Saturday 11 September 2021

Micro Ancient - A trip down memory lane

My first exposure to ancients gaming was the old Tabletop Games Micro Ancient game. This was part of the Micro Warfare series that covered warfare from the ancients period through to WW1 naval. It came in an A5 sized ziplock bag and contained a simple rules set and two army cards to cut out and use. The base game modelled a battle from the Punic Wars. The two army cards were a Republican Roman army of around 22000 men and a Carthaginian army of around 30000 men. You had to cut out the unit counters and could then play games on any flat surface. Terrain would generally be templates cut from card. The cool thing was that this set was cheap enough to be affordable, and that here was a supplement with Normans, Saxons (Anglo-Danish really) and (most importantly of all) Vikings. Just the ticket for a cash-strapped youth.

Romans (purple) versus Carthaginians (red)

The rules required you to track actual losses in each unit, so the unit counters had unique identifiers for every counter and you needed a roster to track these things. I know I tried the game a couple of times as a teenager around 1980 or so, but I cannot remember what I thought of it. I have vague recollections of being a bit confused about things because I was not an experienced gamer at that time. That confusion probably led to the game being put away. I also have no idea what happened to my copy of the game. I may have traded it away or it may have been destroyed or lost as a result of the various vicissitudes of life. Either way, I no longer have my original copy.

Enter Hurlbat Games. They released the game along with its supplements as a pdf download from WargameVault in 2012. I noticed this at some point recently and was struck by nostalgia, so I bought a copy of the base game and the Normans, Saxons (and of course) Vikings supplement. I printed out the armies onto label paper and stuck that onto matte board to make slightly more robust counters than the original game. I then spent a happy weekend cutting out the counters and edging the coloured ones with Sharpie markers to make them look a bit neater. There is something quite peaceful about this activity, much more so than painting figures to my mind.

Vikings (black) face off against an Anglo-Danish (blue) army

The end result was that I now had five armies for Micro Ancient. I suppose I should read the rules and set up a game soon. First, though, I need to make terrain. Fortunately, I have a large sheet of cardboard in the flat that protected the table I shall be playing on when it was delivered. Time to dig out the scissors and cut out some randomly oval templates. Using the Sharpie markers I can mark crestlines for hills and draw on tree or rough ground symbols for other terrain.

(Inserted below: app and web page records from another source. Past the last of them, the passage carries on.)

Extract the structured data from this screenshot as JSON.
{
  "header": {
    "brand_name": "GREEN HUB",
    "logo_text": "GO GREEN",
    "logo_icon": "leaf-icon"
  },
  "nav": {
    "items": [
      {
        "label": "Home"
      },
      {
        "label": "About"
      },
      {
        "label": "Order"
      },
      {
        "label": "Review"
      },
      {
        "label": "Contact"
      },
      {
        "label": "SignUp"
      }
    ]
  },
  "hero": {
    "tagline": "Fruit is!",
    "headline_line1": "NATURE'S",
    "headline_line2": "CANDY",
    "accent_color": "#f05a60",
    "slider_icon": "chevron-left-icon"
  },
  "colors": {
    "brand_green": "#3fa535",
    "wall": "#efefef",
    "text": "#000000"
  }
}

I'll maybe need some roads and rivers too, but there is plenty of cardboard for all of those.

The Anglo-Danish (blue) army defends a hill from the Norman (purple) army

One thing that I find particularly interesting is the presence in both the Viking and Saxon/Anglo-Danish armies of mounted contingents. In recent years, I have seen and been involved in some quite heated debates about the presence of cavalry in both Anglo-Danish and Viking armies, so it is particularly interesting to see mounted combat units in these armies in a game from 1976. Personally, I think that half the problem here is 19th-century antiquarianism/historiography and the other half is the terminology. The second you talk about 'cavalry', people get in their heads permanent formations of mounted combat troops and this obscures the probable reality of elite warriors who could fight mounted or dismounted as needed, like the medieval knights of whom they were the forebears both socially and literally. But, that is an argument for another time.

So, what next? Well, I really do need to try the game out again and see what I think of it. It would be awesome if it worked well. As a readily portable game set, it suits my needs beautifully and does not require a huge area to play on. It also has me wondering about using the counters with other miniatures rules sets, or making counters of the right size for those other games. It also has me wondering about Kriegsspiel blocks and whether I would find 18th-century warfare as interesting to play out using counters or blocks. The flexibility of having a red army and a blue army without worrying about uniform details appeals a lot. We'll see. I need to get these bad boys deployed in simulated anger first, and see how the reality matches up to my nostalgia.